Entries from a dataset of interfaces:
+--
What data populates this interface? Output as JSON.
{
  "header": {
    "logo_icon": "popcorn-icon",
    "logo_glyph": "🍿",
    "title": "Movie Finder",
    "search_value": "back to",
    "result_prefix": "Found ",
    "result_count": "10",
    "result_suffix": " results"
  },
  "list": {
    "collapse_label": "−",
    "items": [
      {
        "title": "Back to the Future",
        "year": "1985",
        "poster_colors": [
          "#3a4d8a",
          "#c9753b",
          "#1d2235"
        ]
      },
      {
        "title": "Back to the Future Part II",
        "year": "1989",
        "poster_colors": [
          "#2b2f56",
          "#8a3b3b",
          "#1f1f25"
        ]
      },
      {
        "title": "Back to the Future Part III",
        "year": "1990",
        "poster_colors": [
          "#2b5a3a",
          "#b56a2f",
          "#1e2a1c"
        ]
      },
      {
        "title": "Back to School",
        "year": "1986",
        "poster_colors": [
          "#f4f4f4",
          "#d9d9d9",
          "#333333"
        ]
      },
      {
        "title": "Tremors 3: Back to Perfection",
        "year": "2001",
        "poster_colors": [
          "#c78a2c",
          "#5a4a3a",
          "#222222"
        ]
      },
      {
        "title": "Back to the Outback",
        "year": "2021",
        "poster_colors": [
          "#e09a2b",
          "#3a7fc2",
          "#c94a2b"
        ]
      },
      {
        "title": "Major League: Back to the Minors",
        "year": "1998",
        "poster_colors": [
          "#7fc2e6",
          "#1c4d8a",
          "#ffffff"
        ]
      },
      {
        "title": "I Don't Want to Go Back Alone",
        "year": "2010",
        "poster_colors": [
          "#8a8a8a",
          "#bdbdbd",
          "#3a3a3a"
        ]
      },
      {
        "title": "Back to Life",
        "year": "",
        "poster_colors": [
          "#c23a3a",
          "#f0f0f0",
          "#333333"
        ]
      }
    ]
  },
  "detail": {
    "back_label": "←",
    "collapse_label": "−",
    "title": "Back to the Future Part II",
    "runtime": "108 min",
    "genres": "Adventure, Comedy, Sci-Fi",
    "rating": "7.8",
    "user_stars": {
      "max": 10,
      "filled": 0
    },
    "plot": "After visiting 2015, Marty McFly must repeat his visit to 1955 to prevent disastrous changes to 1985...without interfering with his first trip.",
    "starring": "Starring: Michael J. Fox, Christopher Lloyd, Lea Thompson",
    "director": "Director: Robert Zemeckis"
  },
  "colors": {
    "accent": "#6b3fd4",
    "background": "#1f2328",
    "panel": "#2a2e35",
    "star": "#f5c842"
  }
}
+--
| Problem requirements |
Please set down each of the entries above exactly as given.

| Solution |
What data populates this interface? Output as JSON.
{
  "header": {
    "logo_icon": "popcorn-icon",
    "logo_glyph": "🍿",
    "title": "Movie Finder",
    "search_value": "back to",
    "result_prefix": "Found ",
    "result_count": "10",
    "result_suffix": " results"
  },
  "list": {
    "collapse_label": "−",
    "items": [
      {
        "title": "Back to the Future",
        "year": "1985",
        "poster_colors": [
          "#3a4d8a",
          "#c9753b",
          "#1d2235"
        ]
      },
      {
        "title": "Back to the Future Part II",
        "year": "1989",
        "poster_colors": [
          "#2b2f56",
          "#8a3b3b",
          "#1f1f25"
        ]
      },
      {
        "title": "Back to the Future Part III",
        "year": "1990",
        "poster_colors": [
          "#2b5a3a",
          "#b56a2f",
          "#1e2a1c"
        ]
      },
      {
        "title": "Back to School",
        "year": "1986",
        "poster_colors": [
          "#f4f4f4",
          "#d9d9d9",
          "#333333"
        ]
      },
      {
        "title": "Tremors 3: Back to Perfection",
        "year": "2001",
        "poster_colors": [
          "#c78a2c",
          "#5a4a3a",
          "#222222"
        ]
      },
      {
        "title": "Back to the Outback",
        "year": "2021",
        "poster_colors": [
          "#e09a2b",
          "#3a7fc2",
          "#c94a2b"
        ]
      },
      {
        "title": "Major League: Back to the Minors",
        "year": "1998",
        "poster_colors": [
          "#7fc2e6",
          "#1c4d8a",
          "#ffffff"
        ]
      },
      {
        "title": "I Don't Want to Go Back Alone",
        "year": "2010",
        "poster_colors": [
          "#8a8a8a",
          "#bdbdbd",
          "#3a3a3a"
        ]
      },
      {
        "title": "Back to Life",
        "year": "",
        "poster_colors": [
          "#c23a3a",
          "#f0f0f0",
          "#333333"
        ]
      }
    ]
  },
  "detail": {
    "back_label": "←",
    "collapse_label": "−",
    "title": "Back to the Future Part II",
    "runtime": "108 min",
    "genres": "Adventure, Comedy, Sci-Fi",
    "rating": "7.8",
    "user_stars": {
      "max": 10,
      "filled": 0
    },
    "plot": "After visiting 2015, Marty McFly must repeat his visit to 1955 to prevent disastrous changes to 1985...without interfering with his first trip.",
    "starring": "Starring: Michael J. Fox, Christopher Lloyd, Lea Thompson",
    "director": "Director: Robert Zemeckis"
  },
  "colors": {
    "accent": "#6b3fd4",
    "background": "#1f2328",
    "panel": "#2a2e35",
    "star": "#f5c842"
  }
}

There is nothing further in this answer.